Exercise aim ->
Write out every line below again exactly as it stands, skipping each image.

Material provided ->
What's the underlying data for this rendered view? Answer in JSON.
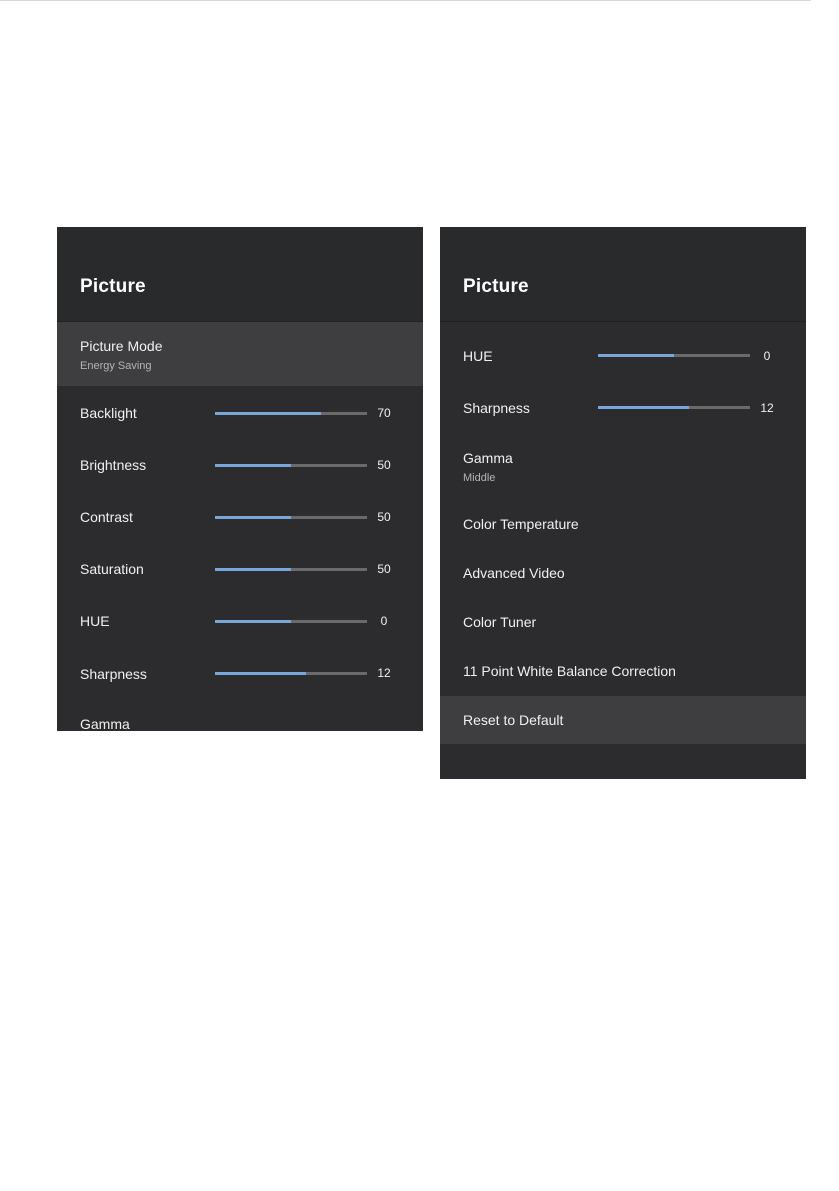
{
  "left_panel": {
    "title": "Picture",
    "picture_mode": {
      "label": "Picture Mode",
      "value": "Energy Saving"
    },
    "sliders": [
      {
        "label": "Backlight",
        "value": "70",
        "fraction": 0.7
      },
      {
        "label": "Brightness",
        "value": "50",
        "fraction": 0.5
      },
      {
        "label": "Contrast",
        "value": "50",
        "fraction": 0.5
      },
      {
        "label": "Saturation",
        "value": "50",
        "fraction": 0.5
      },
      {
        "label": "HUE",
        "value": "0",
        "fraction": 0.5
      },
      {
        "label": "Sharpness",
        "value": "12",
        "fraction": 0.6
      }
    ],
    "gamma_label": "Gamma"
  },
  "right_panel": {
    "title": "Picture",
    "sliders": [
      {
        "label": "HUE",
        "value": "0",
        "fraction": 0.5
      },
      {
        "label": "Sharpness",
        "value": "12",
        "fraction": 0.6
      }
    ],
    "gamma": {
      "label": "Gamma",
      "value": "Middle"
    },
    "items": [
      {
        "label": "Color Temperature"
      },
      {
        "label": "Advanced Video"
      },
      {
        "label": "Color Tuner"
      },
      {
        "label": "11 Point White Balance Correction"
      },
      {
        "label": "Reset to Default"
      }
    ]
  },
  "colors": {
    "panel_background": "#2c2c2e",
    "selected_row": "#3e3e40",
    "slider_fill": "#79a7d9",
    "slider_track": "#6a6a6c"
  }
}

Exercise solution ->
What's the underlying data for this rendered view? Answer in JSON.
{
  "left_panel": {
    "title": "Picture",
    "picture_mode": {
      "label": "Picture Mode",
      "value": "Energy Saving"
    },
    "sliders": [
      {
        "label": "Backlight",
        "value": "70",
        "fraction": 0.7
      },
      {
        "label": "Brightness",
        "value": "50",
        "fraction": 0.5
      },
      {
        "label": "Contrast",
        "value": "50",
        "fraction": 0.5
      },
      {
        "label": "Saturation",
        "value": "50",
        "fraction": 0.5
      },
      {
        "label": "HUE",
        "value": "0",
        "fraction": 0.5
      },
      {
        "label": "Sharpness",
        "value": "12",
        "fraction": 0.6
      }
    ],
    "gamma_label": "Gamma"
  },
  "right_panel": {
    "title": "Picture",
    "sliders": [
      {
        "label": "HUE",
        "value": "0",
        "fraction": 0.5
      },
      {
        "label": "Sharpness",
        "value": "12",
        "fraction": 0.6
      }
    ],
    "gamma": {
      "label": "Gamma",
      "value": "Middle"
    },
    "items": [
      {
        "label": "Color Temperature"
      },
      {
        "label": "Advanced Video"
      },
      {
        "label": "Color Tuner"
      },
      {
        "label": "11 Point White Balance Correction"
      },
      {
        "label": "Reset to Default"
      }
    ]
  },
  "colors": {
    "panel_background": "#2c2c2e",
    "selected_row": "#3e3e40",
    "slider_fill": "#79a7d9",
    "slider_track": "#6a6a6c"
  }
}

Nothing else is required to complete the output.